When he returned from his short ride, he stood with his wife and staff (if they were security this was truly low key!) while members of the community came up, introduced themselves and had their pictures taken with the PM. Well, yours truly decided, “What the hell,” and joined the small knot of people waiting to meet the country’s leader. Sure enough, my time came and I shook his hand, introduced myself as “An American doctor working here in Oamaru,” and he chatted me up for the obligatory minute or so he spent with everyone asking where I was from and telling me he had visited the area around Seattle and spent some time in Vancouver, BC as well. He was very smooth and gracious and I was, well, THRILLED. I contemplated writing to Barack Obama to tell him that I had met the leader of a foreign country before meeting the leader of my own in the vague hope that an invitation to meet him would be forthcoming and then thought better

of the whole thing. Remember, New Zealand has 4.8 million people and nearly 50 million sheep. Between the people and the sheep, the Prime Minister here would still have a much smaller job meeting everyone! (A little note on the Kiwi language.
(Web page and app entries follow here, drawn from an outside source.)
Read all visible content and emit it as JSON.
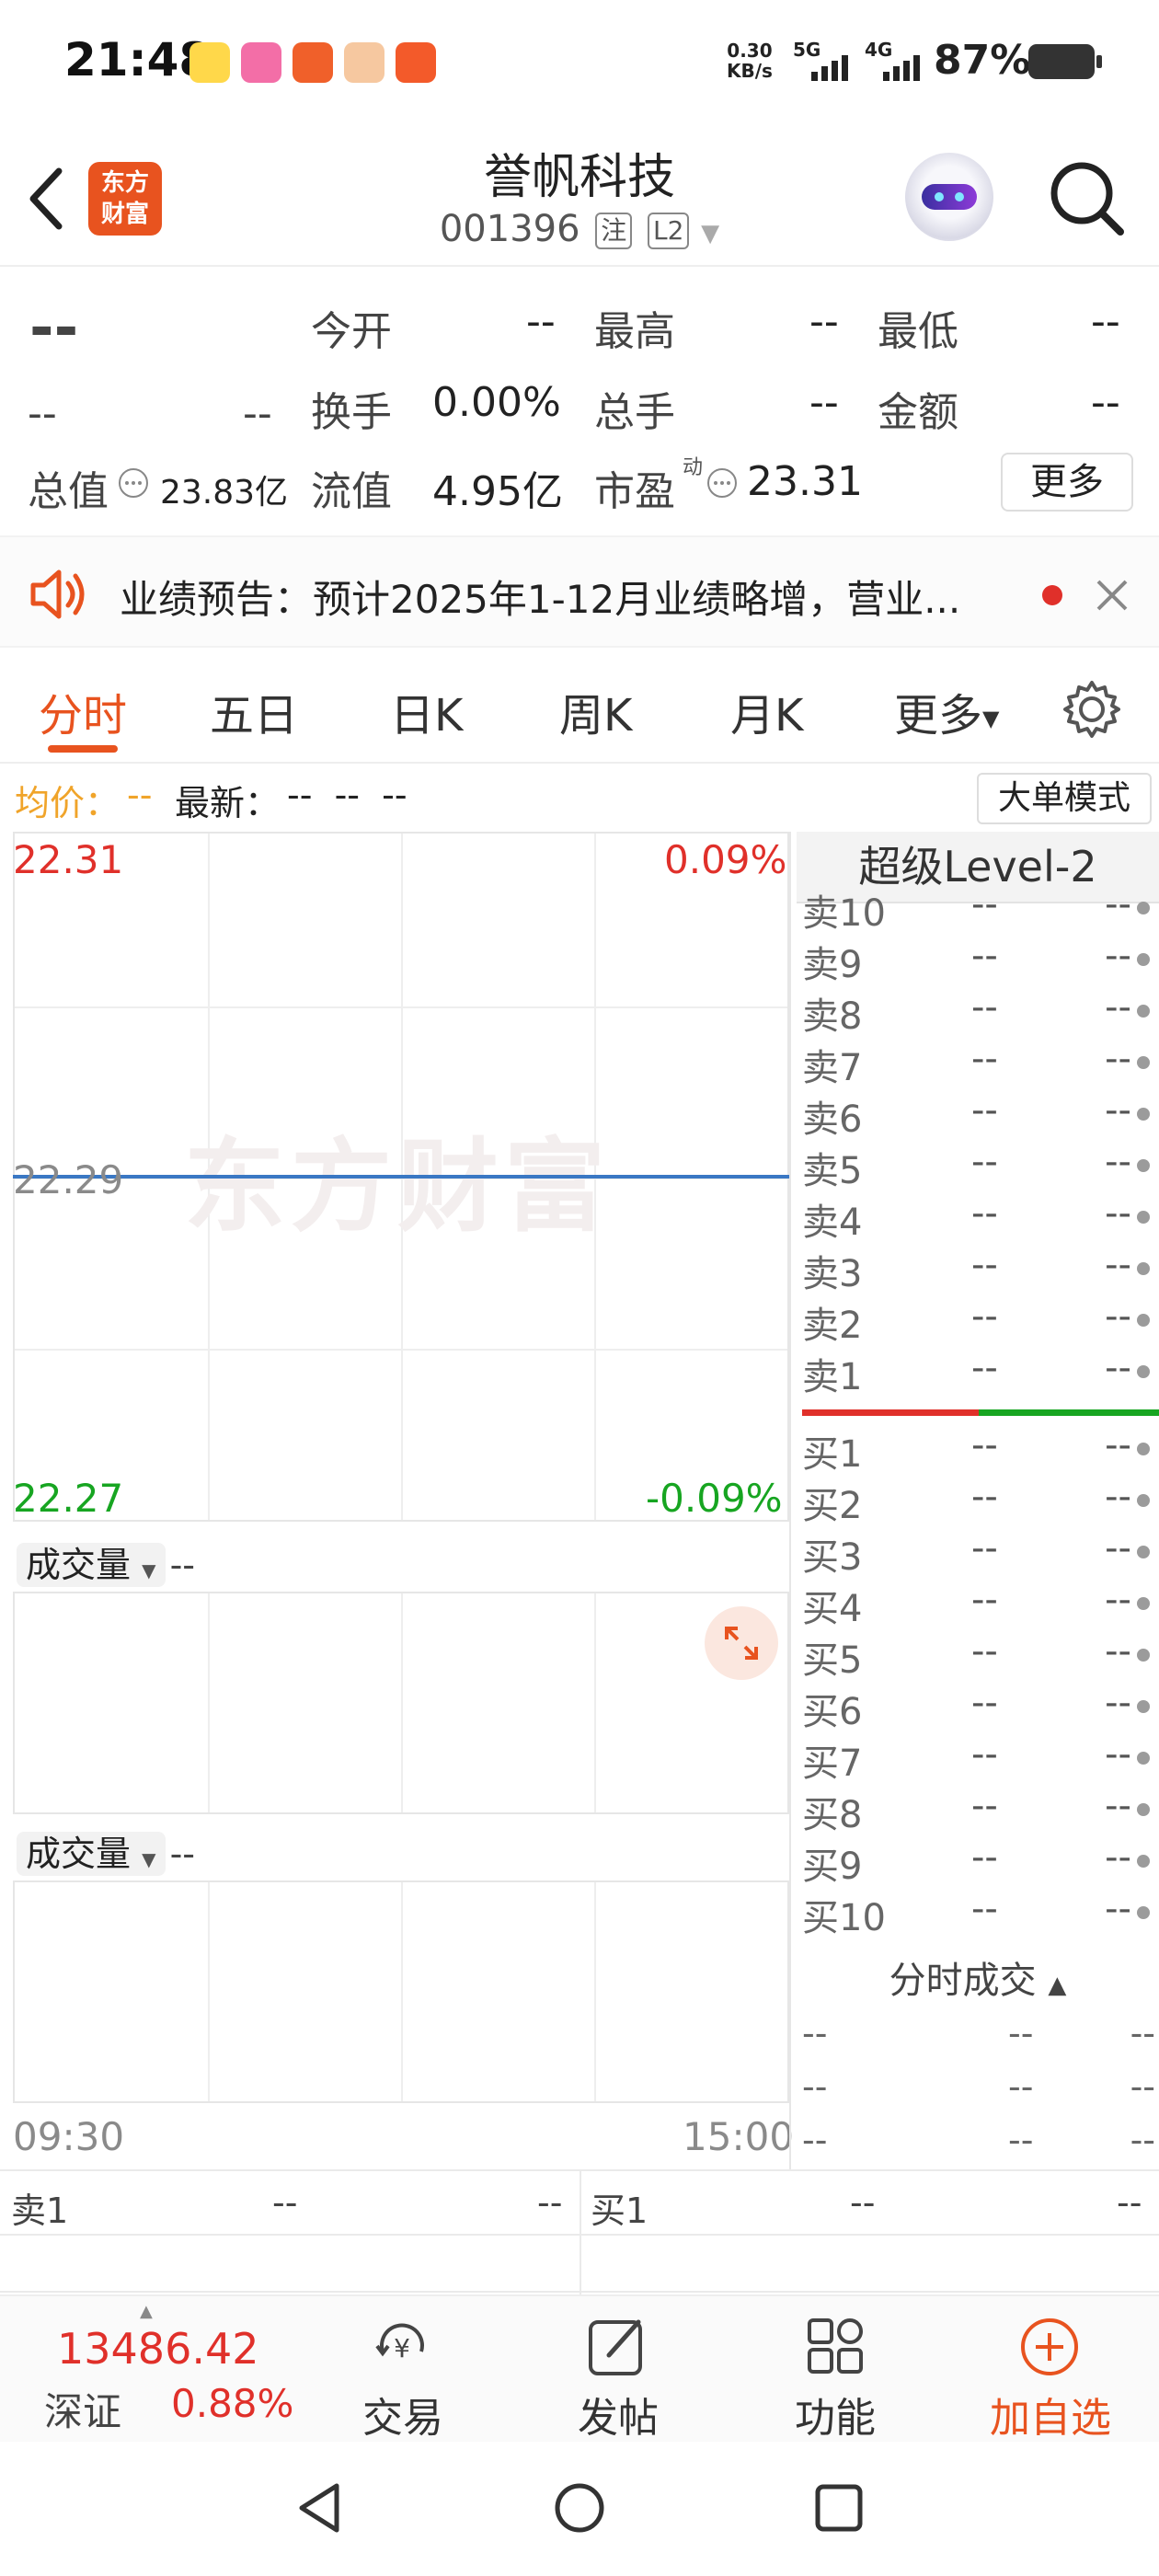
{
  "status_bar": {
    "time": "21:48",
    "net_speed_value": "0.30",
    "net_speed_unit": "KB/s",
    "signal1": "5G",
    "signal2": "4G",
    "battery": "87%"
  },
  "header": {
    "logo_line1": "东方",
    "logo_line2": "财富",
    "stock_name": "誉帆科技",
    "stock_code": "001396",
    "tag_registered": "注",
    "tag_level": "L2"
  },
  "quote": {
    "price": "--",
    "change": "--",
    "change_pct": "--",
    "open_label": "今开",
    "open_value": "--",
    "high_label": "最高",
    "high_value": "--",
    "low_label": "最低",
    "low_value": "--",
    "turnover_label": "换手",
    "turnover_value": "0.00%",
    "volume_label": "总手",
    "volume_value": "--",
    "amount_label": "金额",
    "amount_value": "--",
    "total_mv_label": "总值",
    "total_mv_value": "23.83亿",
    "float_mv_label": "流值",
    "float_mv_value": "4.95亿",
    "pe_label": "市盈",
    "pe_superscript": "动",
    "pe_value": "23.31",
    "more_label": "更多"
  },
  "notice": {
    "text": "业绩预告：预计2025年1-12月业绩略增，营业..."
  },
  "tabs": [
    {
      "label": "分时"
    },
    {
      "label": "五日"
    },
    {
      "label": "日K"
    },
    {
      "label": "周K"
    },
    {
      "label": "月K"
    },
    {
      "label": "更多"
    }
  ],
  "info_row": {
    "avg_label": "均价：",
    "avg_value": "--",
    "latest_label": "最新：",
    "latest_value": "--  --  --",
    "big_order_mode": "大单模式"
  },
  "chart": {
    "watermark": "东方财富",
    "y_top": "22.31",
    "y_mid": "22.29",
    "y_bottom": "22.27",
    "pct_top": "0.09%",
    "pct_bottom": "-0.09%",
    "volume_label_1": "成交量",
    "volume_value_1": "--",
    "volume_label_2": "成交量",
    "volume_value_2": "--",
    "time_start": "09:30",
    "time_end": "15:00"
  },
  "chart_data": {
    "type": "line",
    "x": [
      "09:30",
      "15:00"
    ],
    "series": [
      {
        "values": [
          22.29,
          22.29
        ]
      }
    ],
    "ylim": [
      22.27,
      22.31
    ],
    "ylabel_left_ticks": [
      "22.31",
      "22.29",
      "22.27"
    ],
    "ylabel_right_ticks": [
      "0.09%",
      "-0.09%"
    ],
    "grid": true
  },
  "order_book": {
    "title": "超级Level-2",
    "sell": [
      {
        "label": "卖10",
        "price": "--",
        "volume": "--"
      },
      {
        "label": "卖9",
        "price": "--",
        "volume": "--"
      },
      {
        "label": "卖8",
        "price": "--",
        "volume": "--"
      },
      {
        "label": "卖7",
        "price": "--",
        "volume": "--"
      },
      {
        "label": "卖6",
        "price": "--",
        "volume": "--"
      },
      {
        "label": "卖5",
        "price": "--",
        "volume": "--"
      },
      {
        "label": "卖4",
        "price": "--",
        "volume": "--"
      },
      {
        "label": "卖3",
        "price": "--",
        "volume": "--"
      },
      {
        "label": "卖2",
        "price": "--",
        "volume": "--"
      },
      {
        "label": "卖1",
        "price": "--",
        "volume": "--"
      }
    ],
    "buy": [
      {
        "label": "买1",
        "price": "--",
        "volume": "--"
      },
      {
        "label": "买2",
        "price": "--",
        "volume": "--"
      },
      {
        "label": "买3",
        "price": "--",
        "volume": "--"
      },
      {
        "label": "买4",
        "price": "--",
        "volume": "--"
      },
      {
        "label": "买5",
        "price": "--",
        "volume": "--"
      },
      {
        "label": "买6",
        "price": "--",
        "volume": "--"
      },
      {
        "label": "买7",
        "price": "--",
        "volume": "--"
      },
      {
        "label": "买8",
        "price": "--",
        "volume": "--"
      },
      {
        "label": "买9",
        "price": "--",
        "volume": "--"
      },
      {
        "label": "买10",
        "price": "--",
        "volume": "--"
      }
    ],
    "ticks_title": "分时成交",
    "ticks": [
      {
        "time": "--",
        "price": "--",
        "volume": "--"
      },
      {
        "time": "--",
        "price": "--",
        "volume": "--"
      },
      {
        "time": "--",
        "price": "--",
        "volume": "--"
      }
    ]
  },
  "bottom_quote": {
    "sell1_label": "卖1",
    "sell1_price": "--",
    "sell1_volume": "--",
    "buy1_label": "买1",
    "buy1_price": "--",
    "buy1_volume": "--"
  },
  "bottom_nav": {
    "index_value": "13486.42",
    "index_name": "深证",
    "index_change": "0.88%",
    "trade": "交易",
    "post": "发帖",
    "functions": "功能",
    "add_watch": "加自选"
  },
  "colors": {
    "accent": "#e8531f",
    "up": "#e0302a",
    "down": "#17a521",
    "avg_price": "#f0a42a",
    "price_line": "#3a78c4"
  }
}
I have been chastised for using the expression “chatted me up” to describe my meeting with the PM because in Kiwi English, that basically mean “hit on me”. So, let me clarify that the PM chatted with me for a minute or so and was not hitting on me!…)

So, to cap off a truly momentous day, I walked out to the beach where the other penguins come in at sunset and tried to catch a glimpse of them. This beach is quite scenic and the Department of Conservation has built a trail out to a shack where one can watch the penguins come in from above and not disturb them. Once again, I was not alone in my vigil. It was a
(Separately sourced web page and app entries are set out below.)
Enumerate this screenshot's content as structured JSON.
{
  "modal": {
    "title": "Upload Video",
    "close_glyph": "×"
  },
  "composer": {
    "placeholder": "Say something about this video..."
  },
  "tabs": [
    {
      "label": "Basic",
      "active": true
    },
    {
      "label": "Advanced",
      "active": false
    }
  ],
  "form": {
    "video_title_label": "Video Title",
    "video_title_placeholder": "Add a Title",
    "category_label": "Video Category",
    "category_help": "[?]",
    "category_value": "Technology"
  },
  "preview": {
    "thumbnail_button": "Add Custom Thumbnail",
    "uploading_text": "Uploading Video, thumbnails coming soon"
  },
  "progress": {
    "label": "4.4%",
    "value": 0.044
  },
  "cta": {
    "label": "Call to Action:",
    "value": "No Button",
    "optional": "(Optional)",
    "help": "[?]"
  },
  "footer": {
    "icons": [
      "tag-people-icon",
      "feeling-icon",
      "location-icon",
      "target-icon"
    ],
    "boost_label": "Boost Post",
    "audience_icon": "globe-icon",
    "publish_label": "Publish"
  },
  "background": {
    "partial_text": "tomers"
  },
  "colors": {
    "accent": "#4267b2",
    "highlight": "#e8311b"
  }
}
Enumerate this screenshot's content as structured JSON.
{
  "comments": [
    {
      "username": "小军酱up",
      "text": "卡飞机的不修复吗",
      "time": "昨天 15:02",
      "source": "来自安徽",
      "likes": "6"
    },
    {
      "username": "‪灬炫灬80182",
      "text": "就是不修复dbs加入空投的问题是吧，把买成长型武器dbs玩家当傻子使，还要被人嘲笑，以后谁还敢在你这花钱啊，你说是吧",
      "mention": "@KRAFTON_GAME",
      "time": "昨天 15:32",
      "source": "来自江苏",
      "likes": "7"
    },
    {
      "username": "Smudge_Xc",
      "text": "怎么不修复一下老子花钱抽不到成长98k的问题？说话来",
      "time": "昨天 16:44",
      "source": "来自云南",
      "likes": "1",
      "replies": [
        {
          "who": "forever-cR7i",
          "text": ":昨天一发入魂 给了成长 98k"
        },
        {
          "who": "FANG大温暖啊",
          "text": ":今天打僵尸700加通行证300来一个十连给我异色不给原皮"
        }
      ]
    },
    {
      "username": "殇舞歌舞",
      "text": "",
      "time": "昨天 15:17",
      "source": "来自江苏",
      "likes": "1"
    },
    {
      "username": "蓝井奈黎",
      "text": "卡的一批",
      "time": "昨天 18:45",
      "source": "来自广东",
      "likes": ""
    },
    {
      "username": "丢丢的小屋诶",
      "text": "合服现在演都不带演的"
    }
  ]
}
cold afternoon but 25 or so people gathered to watch. There were fur seals down on the beach just lolling around. Then a little shape darted around the surf line, cruised in to shore, stood up and began that distinctive waddle that could be nothing else. Shortly after, about a half dozen of the darling little things followed suit. They waddle all the way up the beach, into the bush that forms a steep hillside and climb up. In fact, they climb up quite a ways because we were treated to a close encounter as one of the early birds climbed up the 200 feet of hillside to within 30 feet of where many of us were standing and started to squawk instructions to its mate.

These are Yellow Eyed Penguins and they are quite flash looking with yellow bands through their eyes. They are nearly twice as big as
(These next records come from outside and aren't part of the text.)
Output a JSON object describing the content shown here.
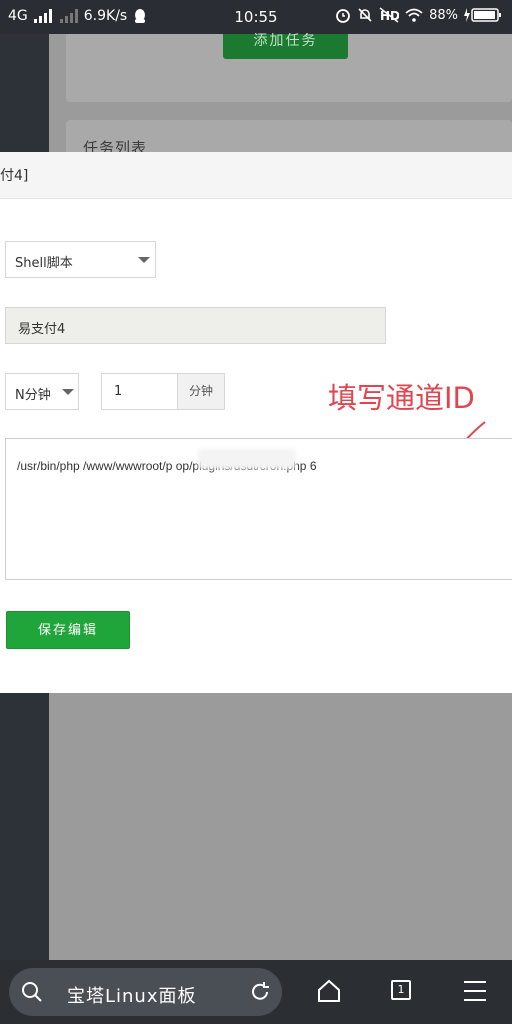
{
  "status_bar": {
    "network": "4G",
    "speed": "6.9K/s",
    "time": "10:55",
    "battery": "88%"
  },
  "background": {
    "add_task_label": "添加任务",
    "task_list_label": "任务列表"
  },
  "modal": {
    "title_fragment": "付4]",
    "task_type": "Shell脚本",
    "task_name": "易支付4",
    "period": "N分钟",
    "interval_value": "1",
    "interval_unit": "分钟",
    "script": "/usr/bin/php /www/wwwroot/p          op/plugins/usdt/cron.php 6",
    "save_label": "保存编辑"
  },
  "annotation": {
    "text": "填写通道ID",
    "color": "#e2454f"
  },
  "browser": {
    "title": "宝塔Linux面板",
    "tab_count": "1"
  },
  "colors": {
    "primary_green": "#20a53a",
    "status_bar": "#2a2d33"
  }
}
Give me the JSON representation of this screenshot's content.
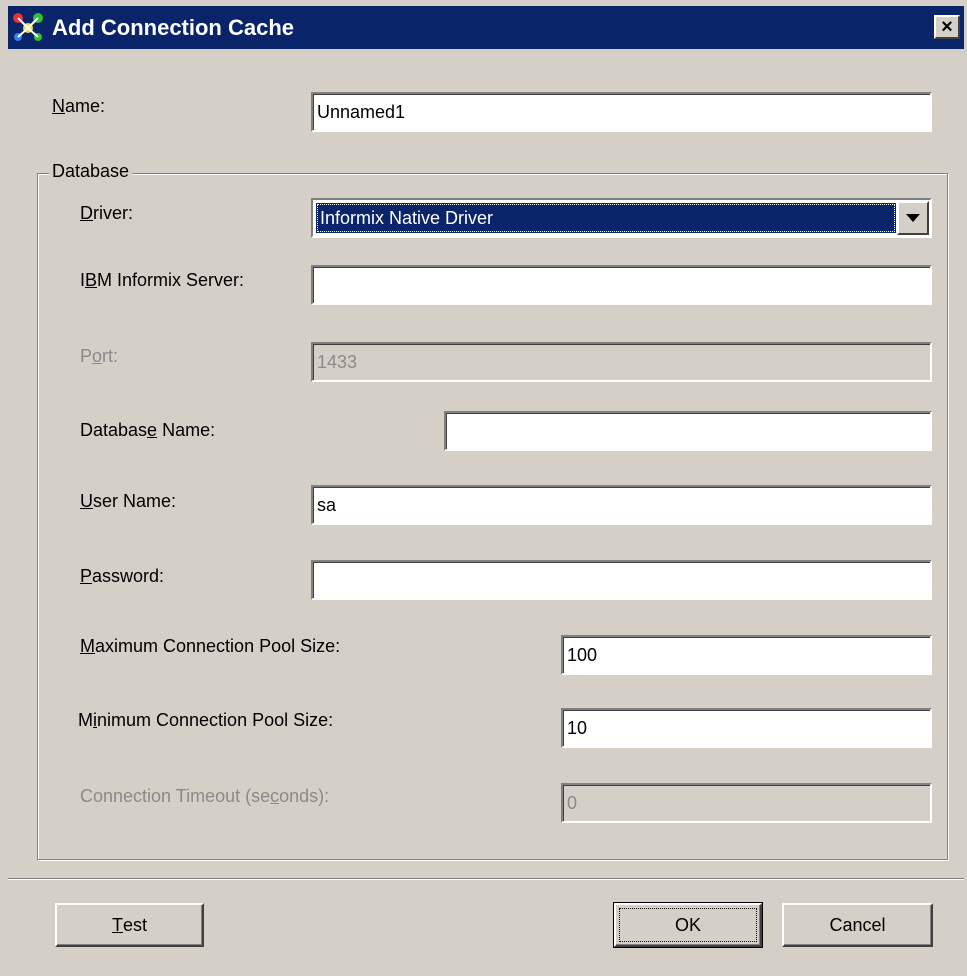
{
  "window": {
    "title": "Add Connection Cache",
    "close_label": "×"
  },
  "form": {
    "name": {
      "label_prefix": "",
      "label_mnemonic": "N",
      "label_suffix": "ame:",
      "value": "Unnamed1"
    },
    "database_group_label": "Database",
    "driver": {
      "label_prefix": "",
      "label_mnemonic": "D",
      "label_suffix": "river:",
      "selected": "Informix Native Driver"
    },
    "server": {
      "label_prefix": "I",
      "label_mnemonic": "B",
      "label_suffix": "M Informix Server:",
      "value": ""
    },
    "port": {
      "label_prefix": "P",
      "label_mnemonic": "o",
      "label_suffix": "rt:",
      "value": "1433"
    },
    "database_name": {
      "label_prefix": "Databas",
      "label_mnemonic": "e",
      "label_suffix": " Name:",
      "value": ""
    },
    "user_name": {
      "label_prefix": "",
      "label_mnemonic": "U",
      "label_suffix": "ser Name:",
      "value": "sa"
    },
    "password": {
      "label_prefix": "",
      "label_mnemonic": "P",
      "label_suffix": "assword:",
      "value": ""
    },
    "max_pool": {
      "label_prefix": "",
      "label_mnemonic": "M",
      "label_suffix": "aximum Connection Pool Size:",
      "value": "100"
    },
    "min_pool": {
      "label_prefix": "M",
      "label_mnemonic": "i",
      "label_suffix": "nimum Connection Pool Size:",
      "value": "10"
    },
    "timeout": {
      "label_prefix": "Connection Timeout (se",
      "label_mnemonic": "c",
      "label_suffix": "onds):",
      "value": "0"
    }
  },
  "buttons": {
    "test": {
      "mnemonic": "T",
      "rest": "est"
    },
    "ok": "OK",
    "cancel": "Cancel"
  }
}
the blue penguins (so about 2 feet tall as opposed to 1 foot tall).

When Richard rejoined me another week later, Oamaru was in the middle of a “100 year storm.” It rained nearly 10 inches in a couple days and kept raining for another 4 days. Our little town was isolated by severe flooding to the north and south so the major highway was impassable. We had to airlift a patient to our referral hospital by helicopter because the roads were closed. It was an impressive bit of bad weather with big winds to cap it off, but not necessarily the best introduction to Oamaru that Richard could have enjoyed. Finally when
the rain stopped we took a brief road trip to see the Moeraki boulders, a set of stones that are nearly perfectly round that litter a beach nearby. Our drive was still detoured as not all the flooding had receded and several trails had experienced landslides and were closed. We did see fur seal pups up on some rocks nearby, had a nice lunch and headed back to try to see the yellow eyed penguins. Alas, that trail had been closed by landslides and surf was quite high so Richard has yet to enjoy our “other” penguins.

And he’s off again on a second attempt to get the catamaran to Fiji. I’m sure he’ll be back with stories and I might have a few more of my own. I wonder what other celebrities might visit our little town this year?